• YOUR INSTRUCTIONS: Search the material below for the string "account" and extract each line that has it.

• TASK INPUTS:

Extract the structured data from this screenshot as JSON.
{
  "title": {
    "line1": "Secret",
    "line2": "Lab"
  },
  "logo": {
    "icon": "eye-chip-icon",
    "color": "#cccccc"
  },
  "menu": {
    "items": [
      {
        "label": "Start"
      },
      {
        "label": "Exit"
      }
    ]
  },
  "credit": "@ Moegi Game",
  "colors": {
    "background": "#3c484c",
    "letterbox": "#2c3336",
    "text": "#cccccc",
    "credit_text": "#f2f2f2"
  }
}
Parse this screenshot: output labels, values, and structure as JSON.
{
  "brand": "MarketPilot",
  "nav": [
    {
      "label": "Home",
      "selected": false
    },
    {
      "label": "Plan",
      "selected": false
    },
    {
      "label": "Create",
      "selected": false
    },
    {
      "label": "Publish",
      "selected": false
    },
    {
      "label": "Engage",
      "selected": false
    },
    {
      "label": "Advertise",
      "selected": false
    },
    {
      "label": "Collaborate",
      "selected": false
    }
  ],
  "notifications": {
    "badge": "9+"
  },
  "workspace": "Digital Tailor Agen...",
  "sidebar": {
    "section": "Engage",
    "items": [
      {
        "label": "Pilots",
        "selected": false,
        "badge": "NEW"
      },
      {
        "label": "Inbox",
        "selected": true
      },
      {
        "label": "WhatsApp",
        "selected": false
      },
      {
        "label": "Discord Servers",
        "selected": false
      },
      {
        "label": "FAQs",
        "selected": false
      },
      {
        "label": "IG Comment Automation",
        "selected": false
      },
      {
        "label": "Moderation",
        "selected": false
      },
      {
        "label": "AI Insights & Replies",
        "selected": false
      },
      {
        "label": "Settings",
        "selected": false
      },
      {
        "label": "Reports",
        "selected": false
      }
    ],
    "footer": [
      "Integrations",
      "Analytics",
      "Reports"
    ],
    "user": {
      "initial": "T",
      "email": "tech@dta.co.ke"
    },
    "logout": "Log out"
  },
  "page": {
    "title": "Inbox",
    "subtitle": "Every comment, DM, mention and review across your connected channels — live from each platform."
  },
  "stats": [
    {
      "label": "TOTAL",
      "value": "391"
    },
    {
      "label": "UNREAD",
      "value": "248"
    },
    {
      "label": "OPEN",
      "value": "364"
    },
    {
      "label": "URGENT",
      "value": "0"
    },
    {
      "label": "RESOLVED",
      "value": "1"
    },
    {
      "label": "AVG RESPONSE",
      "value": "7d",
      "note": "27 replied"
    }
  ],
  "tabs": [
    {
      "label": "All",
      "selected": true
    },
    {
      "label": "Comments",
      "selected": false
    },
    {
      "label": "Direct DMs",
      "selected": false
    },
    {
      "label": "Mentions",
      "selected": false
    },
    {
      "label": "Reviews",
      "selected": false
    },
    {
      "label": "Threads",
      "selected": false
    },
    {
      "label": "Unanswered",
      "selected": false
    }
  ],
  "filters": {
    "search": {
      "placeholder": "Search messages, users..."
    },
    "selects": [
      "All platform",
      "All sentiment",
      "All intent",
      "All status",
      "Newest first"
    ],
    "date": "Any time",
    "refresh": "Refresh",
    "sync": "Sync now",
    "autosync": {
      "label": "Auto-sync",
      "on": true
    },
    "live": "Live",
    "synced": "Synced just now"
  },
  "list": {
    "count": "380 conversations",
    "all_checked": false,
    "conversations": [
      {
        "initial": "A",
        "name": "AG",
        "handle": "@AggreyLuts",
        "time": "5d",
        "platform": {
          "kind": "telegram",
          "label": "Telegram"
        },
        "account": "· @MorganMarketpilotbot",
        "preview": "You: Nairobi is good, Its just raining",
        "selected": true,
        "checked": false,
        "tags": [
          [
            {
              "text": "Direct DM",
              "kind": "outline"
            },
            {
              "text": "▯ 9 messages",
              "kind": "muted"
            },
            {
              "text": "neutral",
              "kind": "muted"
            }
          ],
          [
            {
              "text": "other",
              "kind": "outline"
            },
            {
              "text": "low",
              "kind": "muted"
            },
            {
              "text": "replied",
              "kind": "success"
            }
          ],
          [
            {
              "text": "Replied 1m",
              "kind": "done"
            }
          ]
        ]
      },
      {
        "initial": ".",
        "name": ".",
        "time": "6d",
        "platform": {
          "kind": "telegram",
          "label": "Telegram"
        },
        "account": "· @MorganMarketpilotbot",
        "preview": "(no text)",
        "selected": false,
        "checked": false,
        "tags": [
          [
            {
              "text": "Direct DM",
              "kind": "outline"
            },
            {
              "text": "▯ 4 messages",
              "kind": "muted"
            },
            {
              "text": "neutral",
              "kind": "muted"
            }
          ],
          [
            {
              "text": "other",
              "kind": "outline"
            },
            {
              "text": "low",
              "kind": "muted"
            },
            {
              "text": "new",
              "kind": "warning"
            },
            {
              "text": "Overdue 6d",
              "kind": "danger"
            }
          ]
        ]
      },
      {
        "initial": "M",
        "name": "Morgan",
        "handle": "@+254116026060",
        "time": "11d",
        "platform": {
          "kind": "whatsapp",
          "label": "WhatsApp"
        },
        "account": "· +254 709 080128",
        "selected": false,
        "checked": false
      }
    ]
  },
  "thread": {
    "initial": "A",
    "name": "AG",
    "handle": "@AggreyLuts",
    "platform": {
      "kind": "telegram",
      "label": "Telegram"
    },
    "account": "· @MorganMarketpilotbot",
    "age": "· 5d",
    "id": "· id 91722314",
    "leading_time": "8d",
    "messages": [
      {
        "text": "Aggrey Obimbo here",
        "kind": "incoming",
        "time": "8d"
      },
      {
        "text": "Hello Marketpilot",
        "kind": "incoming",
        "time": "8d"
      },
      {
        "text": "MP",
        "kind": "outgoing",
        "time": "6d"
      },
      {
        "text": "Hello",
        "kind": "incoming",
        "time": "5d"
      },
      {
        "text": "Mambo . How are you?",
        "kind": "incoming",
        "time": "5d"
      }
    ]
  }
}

• ANSWER SPACE:
        "account": "· @MorganMarketpilotbot",
        "account": "· @MorganMarketpilotbot",
        "account": "· +254 709 080128",
    "account": "· @MorganMarketpilotbot",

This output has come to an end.